Skogforsk, the Forestry Research Institute of Sweden, presents their activities at the Sävar research station. See the plants they are researching on and have a look on their “horror cabinet”.
- Exhibition of bonsai trees
Bonsai trees are fascinating plants – how can they be so small and yet so old? The Bonsaisällskapet will show bonsai of our forest trees (e.g. spruce and pine) and explain how to make and care for a bonsai.
- The Origin of a plant life
What do you know about the evolution of plants? How does flowering plants like maize or cabbage differ from coniferous trees like pine? Look at the origin of their lives and see how they evolve from seeds.
- Short scientific lectures (in Swedish and English)
At 12:00 o’clock and 14:00 o’clock you will have the opportunity to listen to the following six different short lectures (only 3 min long):
-Pollineringsekologi: Varför är samspelet mellan växter och insekter så viktigt? Varför håller de pollinerande insekterna på att försvinna?
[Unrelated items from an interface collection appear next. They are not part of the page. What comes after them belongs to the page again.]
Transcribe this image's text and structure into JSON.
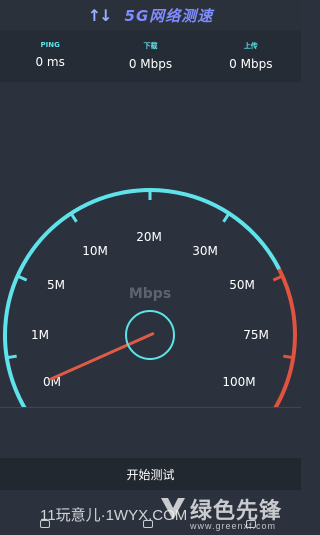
{
  "header": {
    "arrows_icon": "↑↓",
    "title": "5G网络测速"
  },
  "stats": [
    {
      "label": "PING",
      "value": "0 ms"
    },
    {
      "label": "下载",
      "value": "0 Mbps"
    },
    {
      "label": "上传",
      "value": "0 Mbps"
    }
  ],
  "gauge": {
    "unit": "Mbps",
    "tick_labels": [
      "0M",
      "1M",
      "5M",
      "10M",
      "20M",
      "30M",
      "50M",
      "75M",
      "100M"
    ],
    "current_speed_fraction": 0,
    "colors": {
      "arc": "#5fe3ea",
      "high_arc": "#e0533f",
      "needle": "#e05a46",
      "hub": "#5fe3ea"
    }
  },
  "actions": {
    "start_label": "开始测试"
  },
  "watermark": {
    "left_text": "11玩意儿·1WYX.COM",
    "right_text": "绿色先锋",
    "url": "www.greenxf.com"
  }
}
Vad kan vi göra för att motverka det?
Natuschka Lee, researcher at the Department of Ecology and Environmental Sciences, Umeå University
-Plant-soil interactions in the sub-arctic tundra
Clydecia Spitzer, PhD student at the Department of Forest Ecology and Management, Swedish University of Agricultural Sciences
-How do plants make plumbing pipes from cells?
Sacha Escamez, post doctor at the Department of Plant Physiology, Umeå University
-Winter is coming – but how does the tree know that?
Domenique André, PhD student at the Department of Forest Genetics and Plant Physiology, Swedish University of Agricultural Sciences
Stefan Jansson, professor at the Department of Plant Physiology, Umeå University
Zsofia Stangl, post doctor at the Department of Forest Ecology and Management, Swedish University of Agricultural Sciences